In a medium-sized pot, cook the lentils according to the package’s directions. I like to add some of the assorted herbs into the pot while the lentils cooks (maybe 4-5 basil leaves, 2-3 parsley stems and 5-6 chives). When the lentils are done cooking, drain their liquid, remove the wilted herbs and set the lentils aside to cool to room temperature.
While the lentils cook, bring a small pot of water to a boil. Reduce to a simmer and add the egg (you can certainly add more than one egg if you want to beef up the recipe). Cover the pot and allow the egg to simmer for exactly 7 minutes. Immediately remove the egg and submerge it in cold water for several minutes. Peel the egg and set aside.
Meanwhile, heat the olive oil in a large saute pan over medium heat. Add the asparagus, the radishes and the lemon halves (being sure the lemon is faced down so the juicy pulp will begin to caramelize). Allow everything to brown for a few minutes; avoid the temptation to move anything. When everything begins to smell like it has begun to caramelize (but is not yet burned), you can begin to gently toss everything in the pan until the asparagus and radishes are cooked, but still firm. Remove the pan from the stovetop and allow things to cool to a little bit above room temperature.
In a large bowl, add the lettuce, the kale, the asparagus, the radishes, the lentils, the remaining fresh herbs and the capers and gently toss. Squeeze the charred lemon (both juice and pulp) over the salad.
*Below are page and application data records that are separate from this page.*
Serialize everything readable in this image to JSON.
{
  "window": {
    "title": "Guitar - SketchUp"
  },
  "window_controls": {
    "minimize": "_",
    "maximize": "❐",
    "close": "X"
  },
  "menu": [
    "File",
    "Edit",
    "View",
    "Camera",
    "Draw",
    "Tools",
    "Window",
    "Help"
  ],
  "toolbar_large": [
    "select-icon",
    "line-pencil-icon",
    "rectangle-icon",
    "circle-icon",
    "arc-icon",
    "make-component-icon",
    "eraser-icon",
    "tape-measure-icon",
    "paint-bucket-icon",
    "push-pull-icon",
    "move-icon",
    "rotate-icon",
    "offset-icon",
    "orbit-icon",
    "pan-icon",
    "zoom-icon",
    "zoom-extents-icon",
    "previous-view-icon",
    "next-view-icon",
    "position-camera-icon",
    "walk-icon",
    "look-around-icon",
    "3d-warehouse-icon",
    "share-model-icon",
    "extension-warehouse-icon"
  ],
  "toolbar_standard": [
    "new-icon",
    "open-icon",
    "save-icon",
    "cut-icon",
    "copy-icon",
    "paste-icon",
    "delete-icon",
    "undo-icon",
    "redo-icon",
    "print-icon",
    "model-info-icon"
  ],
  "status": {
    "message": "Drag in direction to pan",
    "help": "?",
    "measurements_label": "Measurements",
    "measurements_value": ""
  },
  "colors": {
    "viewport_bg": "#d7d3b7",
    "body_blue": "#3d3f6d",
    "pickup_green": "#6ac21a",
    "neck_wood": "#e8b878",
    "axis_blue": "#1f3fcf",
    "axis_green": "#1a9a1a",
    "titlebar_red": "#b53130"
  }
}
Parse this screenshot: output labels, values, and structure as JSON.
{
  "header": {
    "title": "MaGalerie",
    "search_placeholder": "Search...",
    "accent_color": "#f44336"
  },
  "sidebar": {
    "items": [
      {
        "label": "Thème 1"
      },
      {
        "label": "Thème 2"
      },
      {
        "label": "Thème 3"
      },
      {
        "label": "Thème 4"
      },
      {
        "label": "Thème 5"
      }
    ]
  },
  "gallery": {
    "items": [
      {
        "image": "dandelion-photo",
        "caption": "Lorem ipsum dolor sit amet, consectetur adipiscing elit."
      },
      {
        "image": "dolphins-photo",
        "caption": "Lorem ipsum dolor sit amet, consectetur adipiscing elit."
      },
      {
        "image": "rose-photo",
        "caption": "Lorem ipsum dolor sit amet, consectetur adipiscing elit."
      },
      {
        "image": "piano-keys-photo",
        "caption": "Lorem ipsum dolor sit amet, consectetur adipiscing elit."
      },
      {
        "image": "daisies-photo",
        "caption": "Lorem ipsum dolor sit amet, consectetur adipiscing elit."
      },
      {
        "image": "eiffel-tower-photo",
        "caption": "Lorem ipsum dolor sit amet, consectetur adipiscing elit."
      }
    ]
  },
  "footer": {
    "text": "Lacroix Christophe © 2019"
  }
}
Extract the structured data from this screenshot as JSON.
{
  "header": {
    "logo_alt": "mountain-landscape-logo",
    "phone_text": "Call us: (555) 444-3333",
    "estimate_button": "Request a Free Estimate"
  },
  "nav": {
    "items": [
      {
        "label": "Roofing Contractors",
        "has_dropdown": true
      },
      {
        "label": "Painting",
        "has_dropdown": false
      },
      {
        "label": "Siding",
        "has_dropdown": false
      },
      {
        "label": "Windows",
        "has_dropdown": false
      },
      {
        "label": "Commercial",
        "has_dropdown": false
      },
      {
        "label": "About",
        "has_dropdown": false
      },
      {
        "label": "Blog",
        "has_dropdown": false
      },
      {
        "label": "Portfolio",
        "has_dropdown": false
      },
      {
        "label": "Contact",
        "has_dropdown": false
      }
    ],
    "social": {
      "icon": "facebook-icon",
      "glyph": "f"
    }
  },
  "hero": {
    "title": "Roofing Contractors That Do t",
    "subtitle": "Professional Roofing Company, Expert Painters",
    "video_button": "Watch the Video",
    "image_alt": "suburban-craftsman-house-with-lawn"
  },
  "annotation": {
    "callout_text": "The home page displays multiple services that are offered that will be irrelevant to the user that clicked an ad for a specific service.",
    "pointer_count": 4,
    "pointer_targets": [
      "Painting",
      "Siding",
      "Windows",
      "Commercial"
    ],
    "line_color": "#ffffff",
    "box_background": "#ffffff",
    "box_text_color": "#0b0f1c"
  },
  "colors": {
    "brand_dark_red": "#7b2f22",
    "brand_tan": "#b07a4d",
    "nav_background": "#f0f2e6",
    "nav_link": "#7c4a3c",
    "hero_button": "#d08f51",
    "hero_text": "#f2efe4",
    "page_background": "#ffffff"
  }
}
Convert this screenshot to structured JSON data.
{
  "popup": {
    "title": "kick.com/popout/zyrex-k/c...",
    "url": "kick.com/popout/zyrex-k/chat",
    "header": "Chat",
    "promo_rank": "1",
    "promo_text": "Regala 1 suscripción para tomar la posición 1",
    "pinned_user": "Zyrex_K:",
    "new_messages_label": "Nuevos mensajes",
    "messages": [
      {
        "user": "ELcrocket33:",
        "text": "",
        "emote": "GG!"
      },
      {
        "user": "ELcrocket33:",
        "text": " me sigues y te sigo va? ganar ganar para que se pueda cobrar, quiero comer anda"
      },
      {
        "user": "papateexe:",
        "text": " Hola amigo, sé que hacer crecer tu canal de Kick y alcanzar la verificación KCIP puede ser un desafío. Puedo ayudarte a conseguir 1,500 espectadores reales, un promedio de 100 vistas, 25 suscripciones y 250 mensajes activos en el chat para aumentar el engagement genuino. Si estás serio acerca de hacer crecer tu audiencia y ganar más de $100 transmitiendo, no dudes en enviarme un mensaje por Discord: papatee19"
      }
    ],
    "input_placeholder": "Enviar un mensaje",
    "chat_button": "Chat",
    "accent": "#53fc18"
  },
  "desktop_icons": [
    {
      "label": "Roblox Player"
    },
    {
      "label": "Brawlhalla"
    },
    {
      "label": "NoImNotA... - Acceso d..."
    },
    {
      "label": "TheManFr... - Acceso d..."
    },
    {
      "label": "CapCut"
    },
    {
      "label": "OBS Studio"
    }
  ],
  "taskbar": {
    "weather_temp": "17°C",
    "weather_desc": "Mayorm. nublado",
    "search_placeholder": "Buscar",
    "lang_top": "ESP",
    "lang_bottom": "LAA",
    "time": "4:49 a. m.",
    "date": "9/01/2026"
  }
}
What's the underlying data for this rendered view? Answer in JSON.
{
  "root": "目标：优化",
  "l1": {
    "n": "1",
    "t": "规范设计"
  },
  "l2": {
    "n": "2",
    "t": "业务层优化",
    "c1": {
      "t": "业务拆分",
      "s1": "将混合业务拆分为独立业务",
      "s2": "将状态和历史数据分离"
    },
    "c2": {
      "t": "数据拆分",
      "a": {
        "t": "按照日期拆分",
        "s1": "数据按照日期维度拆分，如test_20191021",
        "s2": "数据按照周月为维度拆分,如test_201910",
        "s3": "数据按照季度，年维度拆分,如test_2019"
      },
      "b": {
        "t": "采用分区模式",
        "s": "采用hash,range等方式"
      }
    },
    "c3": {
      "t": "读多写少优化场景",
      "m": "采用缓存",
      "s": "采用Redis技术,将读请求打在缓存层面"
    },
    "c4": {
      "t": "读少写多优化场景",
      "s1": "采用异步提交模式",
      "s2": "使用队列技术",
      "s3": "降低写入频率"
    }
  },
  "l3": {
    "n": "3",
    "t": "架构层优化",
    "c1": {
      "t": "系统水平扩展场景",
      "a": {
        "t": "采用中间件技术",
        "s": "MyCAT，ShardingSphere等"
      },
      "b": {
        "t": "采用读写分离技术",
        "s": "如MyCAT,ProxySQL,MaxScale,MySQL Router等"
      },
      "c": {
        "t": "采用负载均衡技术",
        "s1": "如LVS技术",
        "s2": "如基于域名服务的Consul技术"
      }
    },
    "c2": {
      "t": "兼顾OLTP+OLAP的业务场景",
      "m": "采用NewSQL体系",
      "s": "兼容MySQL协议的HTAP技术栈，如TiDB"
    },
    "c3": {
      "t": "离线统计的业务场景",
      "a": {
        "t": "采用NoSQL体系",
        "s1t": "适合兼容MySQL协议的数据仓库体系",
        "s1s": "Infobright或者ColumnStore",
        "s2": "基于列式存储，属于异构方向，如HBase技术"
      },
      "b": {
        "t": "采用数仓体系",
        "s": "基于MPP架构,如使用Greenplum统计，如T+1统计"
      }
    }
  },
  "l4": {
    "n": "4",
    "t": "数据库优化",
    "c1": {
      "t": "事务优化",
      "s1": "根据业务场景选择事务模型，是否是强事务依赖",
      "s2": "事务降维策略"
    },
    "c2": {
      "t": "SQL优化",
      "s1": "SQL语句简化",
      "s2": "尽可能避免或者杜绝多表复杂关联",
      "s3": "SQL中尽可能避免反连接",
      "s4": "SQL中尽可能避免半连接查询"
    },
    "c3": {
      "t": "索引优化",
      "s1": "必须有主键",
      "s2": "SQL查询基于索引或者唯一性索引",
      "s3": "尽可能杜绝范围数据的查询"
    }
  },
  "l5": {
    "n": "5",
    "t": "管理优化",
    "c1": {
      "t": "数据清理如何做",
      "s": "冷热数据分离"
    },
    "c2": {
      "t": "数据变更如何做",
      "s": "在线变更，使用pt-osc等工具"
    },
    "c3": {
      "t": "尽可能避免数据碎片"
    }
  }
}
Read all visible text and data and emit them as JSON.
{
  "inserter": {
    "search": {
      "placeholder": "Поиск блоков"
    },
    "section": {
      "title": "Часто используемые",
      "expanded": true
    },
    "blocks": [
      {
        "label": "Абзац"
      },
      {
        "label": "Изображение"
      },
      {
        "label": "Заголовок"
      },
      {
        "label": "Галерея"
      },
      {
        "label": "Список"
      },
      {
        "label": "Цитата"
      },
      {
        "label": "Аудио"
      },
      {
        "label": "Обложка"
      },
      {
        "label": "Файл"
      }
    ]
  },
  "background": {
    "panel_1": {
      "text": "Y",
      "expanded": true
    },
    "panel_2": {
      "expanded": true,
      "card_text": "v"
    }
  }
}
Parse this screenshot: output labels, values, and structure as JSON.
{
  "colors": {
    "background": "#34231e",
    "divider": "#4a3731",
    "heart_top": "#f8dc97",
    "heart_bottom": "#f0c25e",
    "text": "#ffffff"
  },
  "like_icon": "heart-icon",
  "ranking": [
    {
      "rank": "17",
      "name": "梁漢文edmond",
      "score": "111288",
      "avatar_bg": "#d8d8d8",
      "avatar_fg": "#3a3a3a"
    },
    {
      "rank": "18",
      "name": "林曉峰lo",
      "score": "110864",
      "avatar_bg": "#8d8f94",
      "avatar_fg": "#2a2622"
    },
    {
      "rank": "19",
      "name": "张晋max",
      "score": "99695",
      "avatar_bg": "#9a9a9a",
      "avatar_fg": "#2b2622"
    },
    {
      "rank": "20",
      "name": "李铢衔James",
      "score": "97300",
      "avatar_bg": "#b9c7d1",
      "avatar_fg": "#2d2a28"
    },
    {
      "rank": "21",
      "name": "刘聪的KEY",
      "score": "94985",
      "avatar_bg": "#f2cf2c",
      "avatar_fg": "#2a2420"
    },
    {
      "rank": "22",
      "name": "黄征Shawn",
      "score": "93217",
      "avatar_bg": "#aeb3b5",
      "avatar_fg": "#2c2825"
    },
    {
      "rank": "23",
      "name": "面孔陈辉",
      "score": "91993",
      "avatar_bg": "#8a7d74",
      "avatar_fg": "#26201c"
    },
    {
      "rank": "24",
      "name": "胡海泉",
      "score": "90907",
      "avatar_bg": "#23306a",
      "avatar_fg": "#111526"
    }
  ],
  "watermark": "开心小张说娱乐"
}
Season to taste with salt and pepper. Gently toss again. Cut the cooked egg in half and arrange on top of the salad.